Mr Giuseppe Zupičić was born in Labin, Istria, Austra-Hungary (modern-day Croatia) on 19 October 1892, the son of Giuseppe and Marot Zupičić.
Zupičić went to sea around 1909 and worked on ships for the next five years, making an estimated 22 Atlantic crossings.
On 14 April 1912 Zupičić was serving as a steward aboard Carpathia; he had just completed his shift of duty and retired to bed shortly before midnight and fell into a deep sleep. He reportedly awoke when a bell began ringing out on deck. Arriving up on deck, he recalled being addressed by Captain Rostron who advised that the Titanic was in trouble and that Carpathia was turning around to assist her.
Zupičić drifted through different jobs between 1912 and the outbreak of war in Europe in 1914, including dishwashing jobs in New York. The War meant that Carpathia was laid-up in New York so he joined two of his colleagues from the ship, Peter Vlaticich and Antonio Persić in Shamokin, Pennsylvania where they garnered work as miners. A mine explosion in 1921 caused Zupičić serious injury, requiring the amputation of his left forearm; rallying however, two years later he opened his own grocery store, Mom & Pops, in Shamokin which remained in operation for over fifty years. To supplement his earnings, he also worked as a janitor. In 1918 he married local girl Lucille Eccker (b. 1901), the daughter of Slavic immigrants, and the couple raised a family of four children, three daughters and one son.
Zupičić, who in America was known as Joseph Zupicich, frequently spoke to the press about his experiences and in his later years admitted that the Carpathia medal given to him—and all other members of Carpathia’s crew—had long since been misplaced.

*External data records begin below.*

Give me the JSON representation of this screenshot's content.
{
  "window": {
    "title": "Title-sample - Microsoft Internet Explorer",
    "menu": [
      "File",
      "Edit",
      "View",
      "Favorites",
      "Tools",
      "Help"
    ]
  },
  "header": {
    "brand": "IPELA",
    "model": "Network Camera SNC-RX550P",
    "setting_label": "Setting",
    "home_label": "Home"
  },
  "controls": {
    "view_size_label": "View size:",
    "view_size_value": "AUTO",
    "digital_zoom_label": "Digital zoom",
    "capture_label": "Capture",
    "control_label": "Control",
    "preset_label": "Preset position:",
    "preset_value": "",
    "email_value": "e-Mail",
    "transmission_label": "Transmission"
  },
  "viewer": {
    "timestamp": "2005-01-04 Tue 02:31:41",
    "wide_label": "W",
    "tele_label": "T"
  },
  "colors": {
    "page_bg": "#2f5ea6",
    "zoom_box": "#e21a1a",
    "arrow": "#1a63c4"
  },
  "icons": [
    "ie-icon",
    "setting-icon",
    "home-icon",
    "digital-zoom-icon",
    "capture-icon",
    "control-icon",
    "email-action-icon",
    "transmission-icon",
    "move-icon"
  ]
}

Joseph Zupicich died in Shamokin aged 94 on 12 April 1987 and was buried in St Edward’s Cemetery, Coal Township, Pennsylvania. He is believed to have been the last surviving member of crew from the Carpathia. He was survived by his wife Lucille (who died in 1990) and two children.